I’ve discovered an amazing source for ricotta called Fierro and Sons, located in Wilmington DE. I asked them if they shipped their product and the good news is that they do. If you are a ricotta lover, please consider giving them a call. They will recommend one of their products based on your desired end use (impastata for canoli, whole milk for lasagne or these cream puffs, etc).
For the shells:
- 1/2 cup butter
- 1 cup water
- 1 cup all-purpose flour
- 1/4 tsp salt
- 4 eggs
For the filling:
- 2 cups heavy whipping cream (do not substitute with light cream here)
- 2 tsp vanilla (divided 1 tsp, plus 1 tsp)
- 1/4 tsp cream of tarter
- 2 1/2 cups powdered sugar (divided, 1 1/2 cups plus 1 cup)
- 1.5 lbs ricotta cheese (artisan variety, see note)
- 1 tsp liquor such as Sambucca or Amaretto (optional)
For the shells:
Preheat oven to 450 degrees
Sift flour and salt together in small bowl and set aside
In a medium sized saucepan, melt the butter and water over high heat until the mixture reaches a vigorous boil
Reduce heat to medium low and add flour/salt mixture all at once
Stir until the mixture pulls away from sides of pan and forms a ball
Remove from heat and add eggs one at a time, beating vigorously between additions (I used a hand mixer for this)
Using a piping bag or cookie press, pipe dough onto parchment-lined baking sheet (2.5 inches in diameter will yield 6 very large puffs; 1.25 inches in diameter will yield 12 puffs)
Bake at 450 for 15 minutes then reduce heat to 350 for an additional 20 minutes
Ensure your puffs are golden brown before turning off oven or they will deflate/fall!

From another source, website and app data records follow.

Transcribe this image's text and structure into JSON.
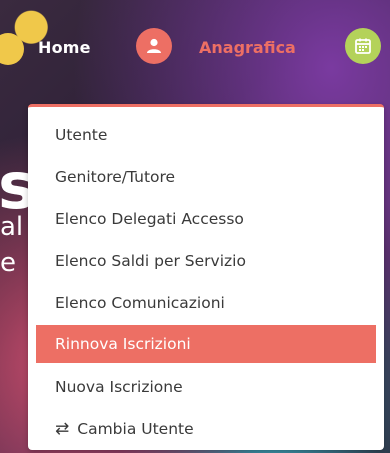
{
  "nav": {
    "home_label": "Home",
    "anagrafica_label": "Anagrafica",
    "icons": [
      "user-icon",
      "calendar-icon"
    ],
    "colors": {
      "accent": "#ed6f64",
      "green": "#b4d25a",
      "yellow": "#f0c84a"
    }
  },
  "menu": {
    "items": [
      {
        "label": "Utente",
        "active": false
      },
      {
        "label": "Genitore/Tutore",
        "active": false
      },
      {
        "label": "Elenco Delegati Accesso",
        "active": false
      },
      {
        "label": "Elenco Saldi per Servizio",
        "active": false
      },
      {
        "label": "Elenco Comunicazioni",
        "active": false
      },
      {
        "label": "Rinnova Iscrizioni",
        "active": true
      },
      {
        "label": "Nuova Iscrizione",
        "active": false
      },
      {
        "label": "Cambia Utente",
        "active": false,
        "icon": "swap-icon"
      }
    ]
  }
}
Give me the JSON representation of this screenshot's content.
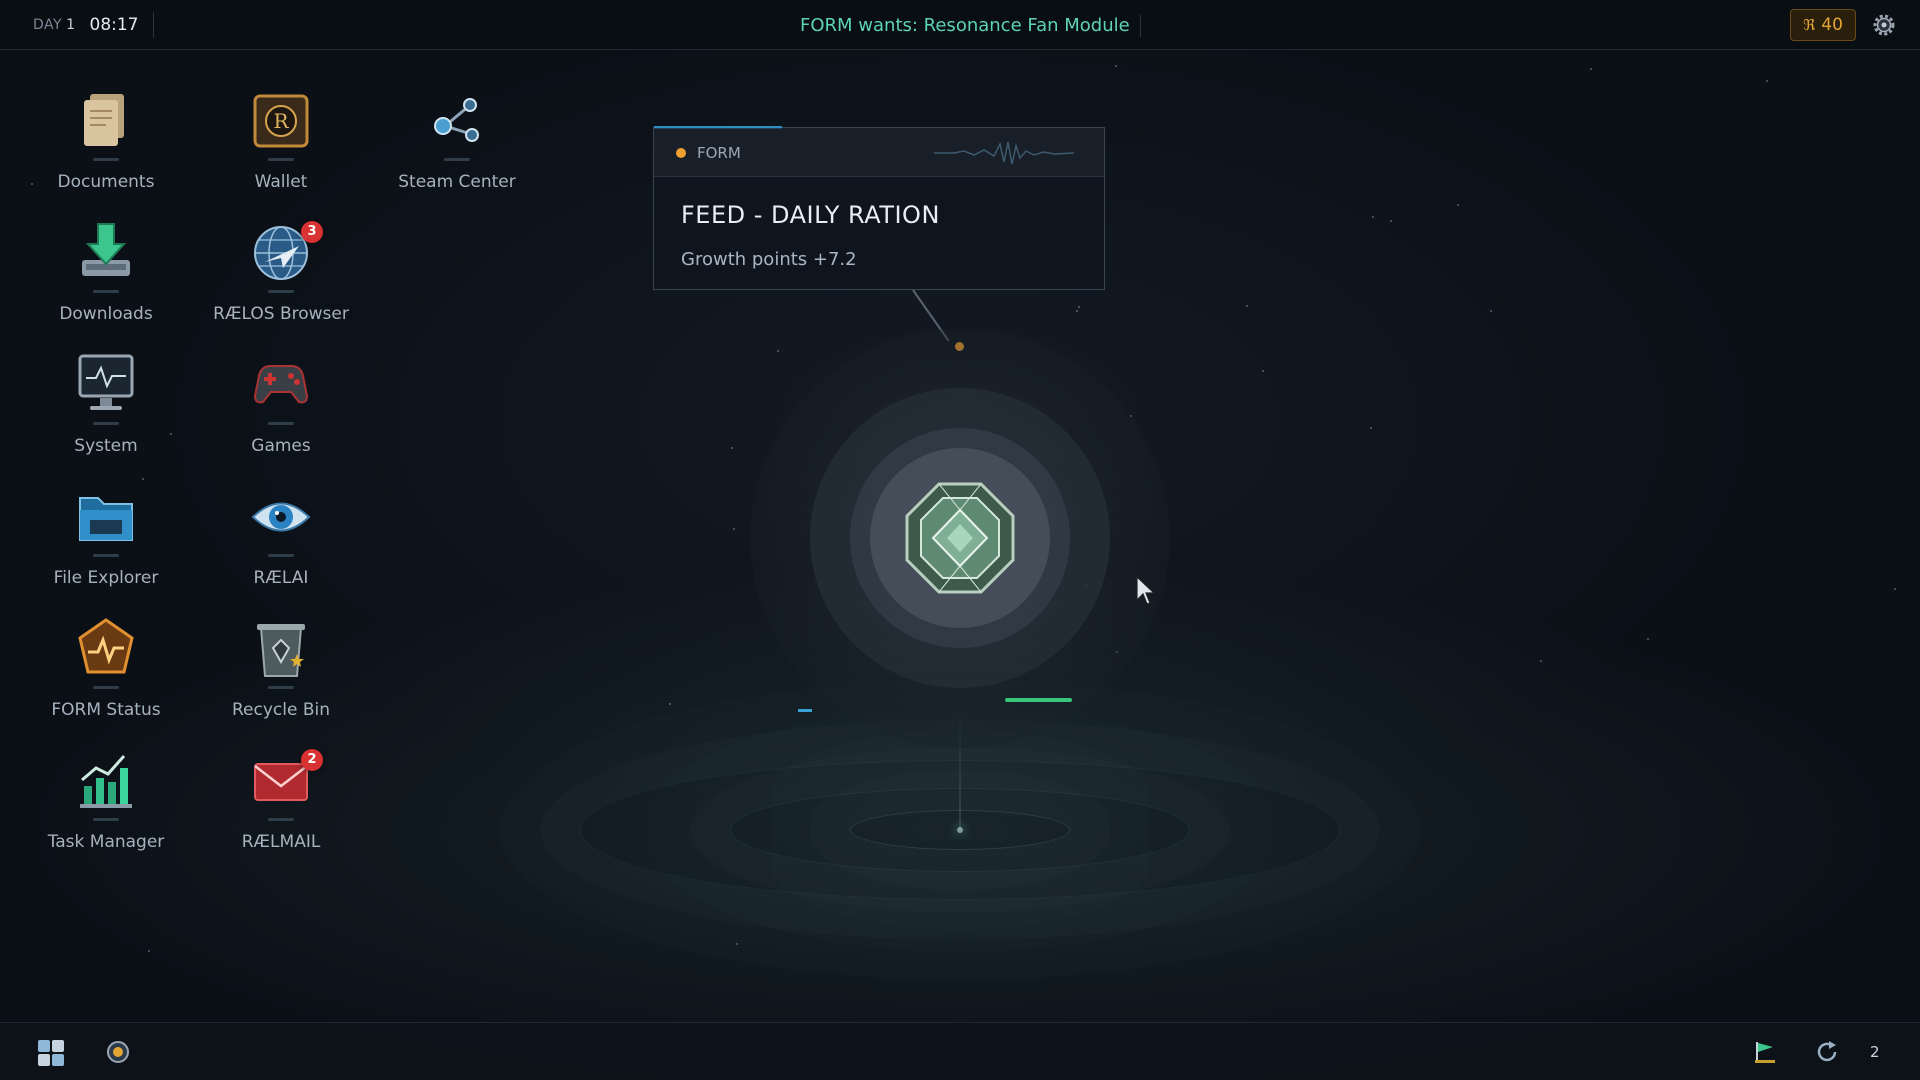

When they are finished baking, turn off oven and let the puffs cool for 5 to 10 minutes with the oven door ajar.
For the cream filling:
In a medium size bowl, combine 1 cup heavy cream with 1 teaspoon vanilla, 1/4 teaspoon cream of tarter, 1 cup powdered sugar and whip until soft peaks form.
In another bowl, mix remaining ingredients (1 cup heavy cream, 1 teaspoon vanilla, 1.5 cups powdered sugar, all ricotta, and liquor [optional])
Combine both mixtures together
Cut puffs in half and use ice cream scoop to fill each puff generously with the cream mixture or use piping bag with star tip to pipe filling inside (will do this next time!)
The filling may be prepared ahead of time and frozen for up to one month
Use high quality ricotta that is not watery or grainy. The supermarket variety cannot be used unless it is dried out (drain over cheese cloth in refrigerator overnight or up to 1 day). As an example, ricotta is thick enough if it sticks to the spoon when the spoon is inverted and does not drop off.